PROMPT:
The entire listing below is to be reproduced exactly.

[Start of section]

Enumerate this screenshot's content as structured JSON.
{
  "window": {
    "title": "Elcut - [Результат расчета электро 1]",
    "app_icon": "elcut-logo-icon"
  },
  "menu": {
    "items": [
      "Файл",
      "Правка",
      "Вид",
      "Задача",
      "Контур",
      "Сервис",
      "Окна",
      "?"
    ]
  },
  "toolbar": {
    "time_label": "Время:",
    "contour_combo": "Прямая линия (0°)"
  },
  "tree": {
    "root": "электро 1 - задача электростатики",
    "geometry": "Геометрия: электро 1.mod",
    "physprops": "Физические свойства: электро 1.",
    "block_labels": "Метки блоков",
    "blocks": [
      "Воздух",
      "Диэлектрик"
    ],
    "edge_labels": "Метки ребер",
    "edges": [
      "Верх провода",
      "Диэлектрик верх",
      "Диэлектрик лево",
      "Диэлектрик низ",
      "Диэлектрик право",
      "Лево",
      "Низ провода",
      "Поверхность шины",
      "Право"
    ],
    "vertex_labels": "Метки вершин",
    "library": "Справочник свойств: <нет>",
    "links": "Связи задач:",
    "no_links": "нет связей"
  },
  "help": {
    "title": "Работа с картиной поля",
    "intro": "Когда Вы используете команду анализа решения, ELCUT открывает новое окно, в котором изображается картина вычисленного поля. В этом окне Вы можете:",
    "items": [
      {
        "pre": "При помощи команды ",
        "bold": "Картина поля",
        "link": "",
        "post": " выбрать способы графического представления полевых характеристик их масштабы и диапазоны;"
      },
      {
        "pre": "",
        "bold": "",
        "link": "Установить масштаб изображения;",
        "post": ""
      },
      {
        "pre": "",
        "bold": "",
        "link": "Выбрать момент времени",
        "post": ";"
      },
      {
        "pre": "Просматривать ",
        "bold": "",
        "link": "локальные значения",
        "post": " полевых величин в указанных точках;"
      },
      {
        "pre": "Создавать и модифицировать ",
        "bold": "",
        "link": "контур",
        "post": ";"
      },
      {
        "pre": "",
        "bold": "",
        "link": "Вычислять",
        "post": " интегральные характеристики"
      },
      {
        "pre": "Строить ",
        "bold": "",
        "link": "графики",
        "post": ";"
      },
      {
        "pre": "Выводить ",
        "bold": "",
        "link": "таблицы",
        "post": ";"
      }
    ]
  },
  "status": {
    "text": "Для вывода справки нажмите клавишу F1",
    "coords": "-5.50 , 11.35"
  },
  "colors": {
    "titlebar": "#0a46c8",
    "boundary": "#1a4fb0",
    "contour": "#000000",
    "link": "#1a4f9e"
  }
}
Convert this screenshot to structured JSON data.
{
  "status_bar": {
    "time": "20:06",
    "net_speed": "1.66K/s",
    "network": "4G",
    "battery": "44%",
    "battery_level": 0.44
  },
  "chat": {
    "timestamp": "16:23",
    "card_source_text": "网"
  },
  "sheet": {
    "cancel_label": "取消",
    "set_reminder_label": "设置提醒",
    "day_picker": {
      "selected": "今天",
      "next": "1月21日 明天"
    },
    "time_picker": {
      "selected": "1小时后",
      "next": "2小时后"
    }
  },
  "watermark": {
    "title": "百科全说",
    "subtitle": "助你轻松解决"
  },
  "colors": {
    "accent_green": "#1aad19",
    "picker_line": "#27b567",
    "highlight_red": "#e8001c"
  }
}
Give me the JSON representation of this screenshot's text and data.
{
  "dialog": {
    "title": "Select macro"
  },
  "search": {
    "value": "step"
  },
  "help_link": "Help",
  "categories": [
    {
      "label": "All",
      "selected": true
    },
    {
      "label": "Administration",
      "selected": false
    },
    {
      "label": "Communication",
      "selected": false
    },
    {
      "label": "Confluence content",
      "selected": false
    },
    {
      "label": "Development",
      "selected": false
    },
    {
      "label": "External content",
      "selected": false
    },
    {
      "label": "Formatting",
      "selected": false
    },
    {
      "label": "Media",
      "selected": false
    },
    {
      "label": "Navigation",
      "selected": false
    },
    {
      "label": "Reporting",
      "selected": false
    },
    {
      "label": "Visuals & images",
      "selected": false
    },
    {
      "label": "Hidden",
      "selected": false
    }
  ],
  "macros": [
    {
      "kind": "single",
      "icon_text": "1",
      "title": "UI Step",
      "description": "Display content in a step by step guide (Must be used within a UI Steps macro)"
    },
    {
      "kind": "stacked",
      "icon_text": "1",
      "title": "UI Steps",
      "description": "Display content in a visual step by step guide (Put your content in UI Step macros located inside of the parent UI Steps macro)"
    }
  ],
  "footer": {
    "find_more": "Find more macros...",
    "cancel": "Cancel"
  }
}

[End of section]

TASK ANSWER:
Enumerate this screenshot's content as structured JSON.
{
  "window": {
    "title": "Elcut - [Результат расчета электро 1]",
    "app_icon": "elcut-logo-icon"
  },
  "menu": {
    "items": [
      "Файл",
      "Правка",
      "Вид",
      "Задача",
      "Контур",
      "Сервис",
      "Окна",
      "?"
    ]
  },
  "toolbar": {
    "time_label": "Время:",
    "contour_combo": "Прямая линия (0°)"
  },
  "tree": {
    "root": "электро 1 - задача электростатики",
    "geometry": "Геометрия: электро 1.mod",
    "physprops": "Физические свойства: электро 1.",
    "block_labels": "Метки блоков",
    "blocks": [
      "Воздух",
      "Диэлектрик"
    ],
    "edge_labels": "Метки ребер",
    "edges": [
      "Верх провода",
      "Диэлектрик верх",
      "Диэлектрик лево",
      "Диэлектрик низ",
      "Диэлектрик право",
      "Лево",
      "Низ провода",
      "Поверхность шины",
      "Право"
    ],
    "vertex_labels": "Метки вершин",
    "library": "Справочник свойств: <нет>",
    "links": "Связи задач:",
    "no_links": "нет связей"
  },
  "help": {
    "title": "Работа с картиной поля",
    "intro": "Когда Вы используете команду анализа решения, ELCUT открывает новое окно, в котором изображается картина вычисленного поля. В этом окне Вы можете:",
    "items": [
      {
        "pre": "При помощи команды ",
        "bold": "Картина поля",
        "link": "",
        "post": " выбрать способы графического представления полевых характеристик их масштабы и диапазоны;"
      },
      {
        "pre": "",
        "bold": "",
        "link": "Установить масштаб изображения;",
        "post": ""
      },
      {
        "pre": "",
        "bold": "",
        "link": "Выбрать момент времени",
        "post": ";"
      },
      {
        "pre": "Просматривать ",
        "bold": "",
        "link": "локальные значения",
        "post": " полевых величин в указанных точках;"
      },
      {
        "pre": "Создавать и модифицировать ",
        "bold": "",
        "link": "контур",
        "post": ";"
      },
      {
        "pre": "",
        "bold": "",
        "link": "Вычислять",
        "post": " интегральные характеристики"
      },
      {
        "pre": "Строить ",
        "bold": "",
        "link": "графики",
        "post": ";"
      },
      {
        "pre": "Выводить ",
        "bold": "",
        "link": "таблицы",
        "post": ";"
      }
    ]
  },
  "status": {
    "text": "Для вывода справки нажмите клавишу F1",
    "coords": "-5.50 , 11.35"
  },
  "colors": {
    "titlebar": "#0a46c8",
    "boundary": "#1a4fb0",
    "contour": "#000000",
    "link": "#1a4f9e"
  }
}
Convert this screenshot to structured JSON data.
{
  "status_bar": {
    "time": "20:06",
    "net_speed": "1.66K/s",
    "network": "4G",
    "battery": "44%",
    "battery_level": 0.44
  },
  "chat": {
    "timestamp": "16:23",
    "card_source_text": "网"
  },
  "sheet": {
    "cancel_label": "取消",
    "set_reminder_label": "设置提醒",
    "day_picker": {
      "selected": "今天",
      "next": "1月21日 明天"
    },
    "time_picker": {
      "selected": "1小时后",
      "next": "2小时后"
    }
  },
  "watermark": {
    "title": "百科全说",
    "subtitle": "助你轻松解决"
  },
  "colors": {
    "accent_green": "#1aad19",
    "picker_line": "#27b567",
    "highlight_red": "#e8001c"
  }
}
Give me the JSON representation of this screenshot's text and data.
{
  "dialog": {
    "title": "Select macro"
  },
  "search": {
    "value": "step"
  },
  "help_link": "Help",
  "categories": [
    {
      "label": "All",
      "selected": true
    },
    {
      "label": "Administration",
      "selected": false
    },
    {
      "label": "Communication",
      "selected": false
    },
    {
      "label": "Confluence content",
      "selected": false
    },
    {
      "label": "Development",
      "selected": false
    },
    {
      "label": "External content",
      "selected": false
    },
    {
      "label": "Formatting",
      "selected": false
    },
    {
      "label": "Media",
      "selected": false
    },
    {
      "label": "Navigation",
      "selected": false
    },
    {
      "label": "Reporting",
      "selected": false
    },
    {
      "label": "Visuals & images",
      "selected": false
    },
    {
      "label": "Hidden",
      "selected": false
    }
  ],
  "macros": [
    {
      "kind": "single",
      "icon_text": "1",
      "title": "UI Step",
      "description": "Display content in a step by step guide (Must be used within a UI Steps macro)"
    },
    {
      "kind": "stacked",
      "icon_text": "1",
      "title": "UI Steps",
      "description": "Display content in a visual step by step guide (Put your content in UI Step macros located inside of the parent UI Steps macro)"
    }
  ],
  "footer": {
    "find_more": "Find more macros...",
    "cancel": "Cancel"
  }
}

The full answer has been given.